_DATA PROVIDED_
··········

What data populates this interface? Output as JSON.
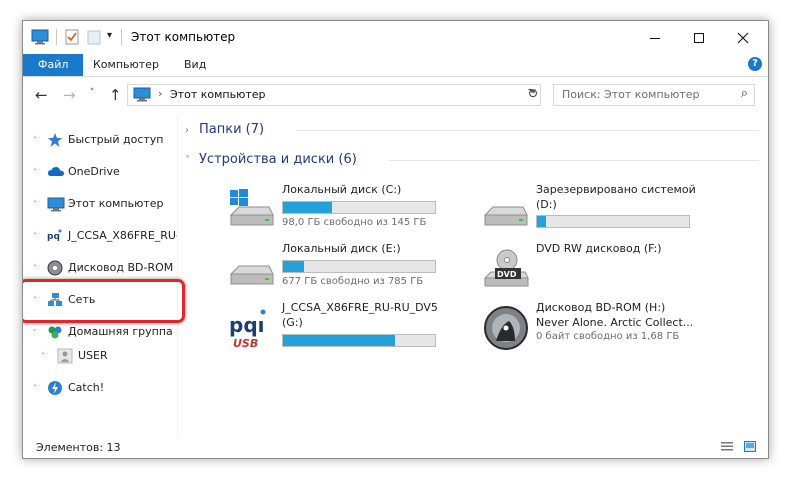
{
  "window": {
    "title": "Этот компьютер"
  },
  "ribbon": {
    "tabs": [
      "Файл",
      "Компьютер",
      "Вид"
    ],
    "help": "?"
  },
  "address": {
    "path": "Этот компьютер",
    "separator": "›"
  },
  "search": {
    "placeholder": "Поиск: Этот компьютер"
  },
  "nav": {
    "items": [
      {
        "label": "Быстрый доступ",
        "icon": "star-icon"
      },
      {
        "label": "OneDrive",
        "icon": "cloud-icon"
      },
      {
        "label": "Этот компьютер",
        "icon": "computer-icon"
      },
      {
        "label": "J_CCSA_X86FRE_RU-",
        "icon": "usb-drive-icon"
      },
      {
        "label": "Дисковод BD-ROM",
        "icon": "disc-icon"
      },
      {
        "label": "Сеть",
        "icon": "network-icon"
      },
      {
        "label": "Домашняя группа",
        "icon": "homegroup-icon"
      },
      {
        "label": "USER",
        "icon": "user-icon"
      },
      {
        "label": "Catch!",
        "icon": "catch-icon"
      }
    ]
  },
  "groups": {
    "folders": {
      "label": "Папки (7)"
    },
    "devices": {
      "label": "Устройства и диски (6)"
    }
  },
  "drives": [
    {
      "name": "Локальный диск (C:)",
      "free": "98,0 ГБ свободно из 145 ГБ",
      "used_fraction": 0.32,
      "icon": "windows-drive-icon"
    },
    {
      "name": "Локальный диск (E:)",
      "free": "677 ГБ свободно из 785 ГБ",
      "used_fraction": 0.14,
      "icon": "hard-drive-icon"
    },
    {
      "name": "J_CCSA_X86FRE_RU-RU_DV5",
      "name2": "(G:)",
      "used_fraction": 0.74,
      "icon": "pqi-usb-icon"
    },
    {
      "name": "Зарезервировано системой",
      "name2": "(D:)",
      "used_fraction": 0.06,
      "icon": "hard-drive-icon"
    },
    {
      "name": "DVD RW дисковод (F:)",
      "icon": "dvd-drive-icon"
    },
    {
      "name": "Дисковод BD-ROM (H:)",
      "name2": "Never Alone. Arctic Collect...",
      "free": "0 байт свободно из 1,68 ГБ",
      "icon": "bd-disc-icon"
    }
  ],
  "status": {
    "items_count": "Элементов: 13"
  },
  "colors": {
    "accent": "#1979ca",
    "bar_fill": "#26a0da",
    "highlight": "#e0262b"
  }
}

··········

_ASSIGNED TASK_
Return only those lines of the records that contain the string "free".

_EXPECTED OUTPUT_
      "free": "98,0 ГБ свободно из 145 ГБ",
      "free": "677 ГБ свободно из 785 ГБ",
      "free": "0 байт свободно из 1,68 ГБ",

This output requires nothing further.